Gaining international experience, learning languages and exploring unknown places: this is a very popular career goal nowadays.
Traditionally, the migration flow within the EU brings people from the East to the West and from the South to the North, as people come looking for better opportunities and higher salaries. However, this trend seems to be changing a little. Citizens from West and Northern European countries are also starting to choose to leave their country for new adventures abroad. Is this true in the case of Denmark?
As stated by the World Happiness report in 2017, Denmark enjoys high rankings in all six of the key variables used to explain happiness: income, healthy life expectancy, having someone to count on in times of trouble, generosity, freedom and trust, the latter measured by the absence of corruption in government and business.
Migration out of Denmark has been fluctuating over the past 10 years, but overall it has been declining slightly. Nevertheless, there are many Danish citizens who decide to live in a foreign country: in 2016, 21,544 Danish were living abroad.
Europe Language Jobs, an international job board focusing on international candidates, has found the demand for multilingual talent on the European labour market to be growing year on year. The company counts more than 4,000 Danish jobseekers in its database. Most of them aspire to live in Nordic countries such as Sweden, Norway and Iceland.
They are, though, less likely to move to the South or East Europe, even though the economies of those countries are in need of multilingual workforce to plug the language skill gaps in many industries.
But what can motivate Danes to leave their home country? What are the reasons they are willing to leave 2016's happiest country?
Nowadays it is easier to move to another country than ever. Anybody can reach all the essential information through the internet about their dream destination. People are less likely to be intimidated by the idea of moving to a new place after having seen countless pictures and videos of it prior to their arrival.
Thanks to the appearance of low cost airlines, flying within the EU is incredibly affordable.
Mobile internet makes booking accommodation, translating words into your native language, and finding the way in an unknown city effortless. Even finding a job in a foreign country can be fairly simple.
Besides searching on the internet for local job boards and recruitment agencies, there are international job boards which directly specialise in multilingual candidates willing to relocate. It looks like technology gave us all the resources we need to start a new life abroad.

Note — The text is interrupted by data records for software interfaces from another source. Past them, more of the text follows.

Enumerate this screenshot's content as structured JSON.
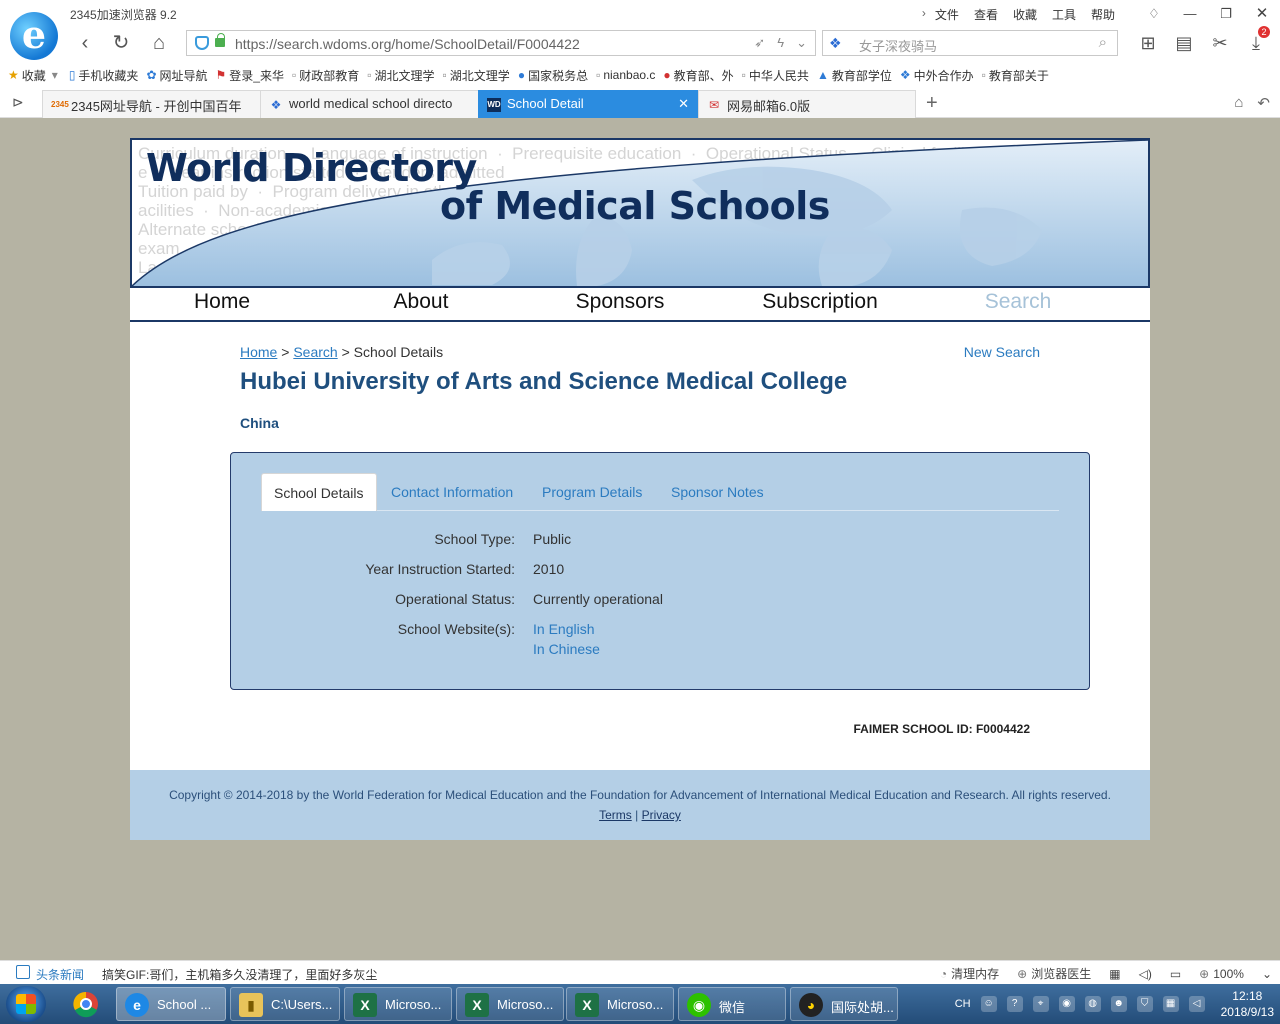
{
  "browser": {
    "app_title": "2345加速浏览器 9.2",
    "menu": [
      "文件",
      "查看",
      "收藏",
      "工具",
      "帮助"
    ],
    "url": "https://search.wdoms.org/home/SchoolDetail/F0004422",
    "search_placeholder": "女子深夜骑马",
    "download_badge": "2",
    "bookmarks": [
      "收藏",
      "手机收藏夹",
      "网址导航",
      "登录_来华",
      "财政部教育",
      "湖北文理学",
      "湖北文理学",
      "国家税务总",
      "nianbao.c",
      "教育部、外",
      "中华人民共",
      "教育部学位",
      "中外合作办",
      "教育部关于"
    ],
    "tabs": [
      {
        "label": "2345网址导航 - 开创中国百年",
        "favicon": "2345"
      },
      {
        "label": "world medical school directo",
        "favicon": "paw"
      },
      {
        "label": "School Detail",
        "favicon": "WD"
      },
      {
        "label": "网易邮箱6.0版",
        "favicon": "mail"
      }
    ]
  },
  "site": {
    "banner": {
      "title_line1": "World Directory",
      "title_line2": "of Medical Schools",
      "bg_lines": [
        "Curriculum duration  ·  Language of instruction  ·  Prerequisite education  ·  Operational Status  ·  Clinical facilities",
        "e  ·  Year instruction started  ·  Genders admitted",
        "Tuition paid by  ·  Program delivery in other countries",
        "acilities  ·  Non-academic affiliations",
        "Alternate school name",
        "exam",
        "La"
      ]
    },
    "nav": [
      "Home",
      "About",
      "Sponsors",
      "Subscription",
      "Search"
    ],
    "breadcrumb": {
      "home": "Home",
      "search": "Search",
      "current": "School Details",
      "sep": ">"
    },
    "new_search": "New Search",
    "school_name": "Hubei University of Arts and Science Medical College",
    "country": "China",
    "panel_tabs": [
      "School Details",
      "Contact Information",
      "Program Details",
      "Sponsor Notes"
    ],
    "details": {
      "school_type": {
        "label": "School Type:",
        "value": "Public"
      },
      "year_started": {
        "label": "Year Instruction Started:",
        "value": "2010"
      },
      "status": {
        "label": "Operational Status:",
        "value": "Currently operational"
      },
      "website": {
        "label": "School Website(s):",
        "links": [
          "In English",
          "In Chinese"
        ]
      }
    },
    "faimer_id": "FAIMER SCHOOL ID: F0004422",
    "footer": {
      "copyright": "Copyright © 2014-2018 by the World Federation for Medical Education and the Foundation for Advancement of International Medical Education and Research. All rights reserved.",
      "terms": "Terms",
      "sep": "|",
      "privacy": "Privacy"
    }
  },
  "statusbar": {
    "news_label": "头条新闻",
    "news_text": "搞笑GIF:哥们，主机箱多久没清理了，里面好多灰尘",
    "clean_memory": "清理内存",
    "doctor": "浏览器医生",
    "zoom": "100%"
  },
  "taskbar": {
    "buttons": [
      "School ...",
      "C:\\Users...",
      "Microso...",
      "Microso...",
      "Microso...",
      "微信",
      "国际处胡..."
    ],
    "tray_lang": "CH",
    "time": "12:18",
    "date": "2018/9/13"
  },
  "colors": {
    "navy": "#1b3866",
    "link": "#2b7bc0",
    "panel": "#b4cfe6",
    "active_tab": "#2b8ce0"
  }
}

In addition to technological advancement, strong language skills have also made people more confident about moving abroad. In 2017, Danish citizens were ranked as the second best non-native English-speakers in the world. Fluent English knowledge doesn`t only give them confidence, but gives them a significant advantage while competing for jobs abroad. It shouldn't surprise anybody to hear that the most demanded language of the European job market is English. It is followed by German, French and the Nordic languages.
Without a doubt one of the reasons why people nowadays tend to live and work abroad more than before, is the simple fact that it is actually feasible. Today we have more opportunities and resources than previous generations ever had.
There is a highly detectable trend that people between ages 20 and 35 -- the so-called generation Y -- are more likely to work in foreign countries than older generations did. Is there anything special about this generation that makes them different from others?
Today`s technology-focused environment, twinned with changes in language education has created a profitable environment for millennials to travel abroad. Other generations probably would have done the same if they'd had the same opportunities. But would they have worked and lived in a different country?
Generation Y has a totally different approach to work than their parents had. They are looking for fulfilment and a rewarding job that makes them happy. They are not content to settle simply for a decent salary. Money has slipped from its position at the top of employees' priority list. However, gaining international experience, whilst also exploring the world, has earned a very prestigious place on that list.
Working has become a new way of appeasing the travel bug that so many young people claim to have caught. This desire for exploring the world and getting to know new places can actually convince young Danes to live in a foreign country. But is it worth leaving one of the happiest places on Earth for some fleeting adventures abroad? If you are a millennial, you will probably say yes!
Fanni Barsi is responsible for Communication at Europe Language Jobs, a job board that specialises in multilingual candidates across Europe.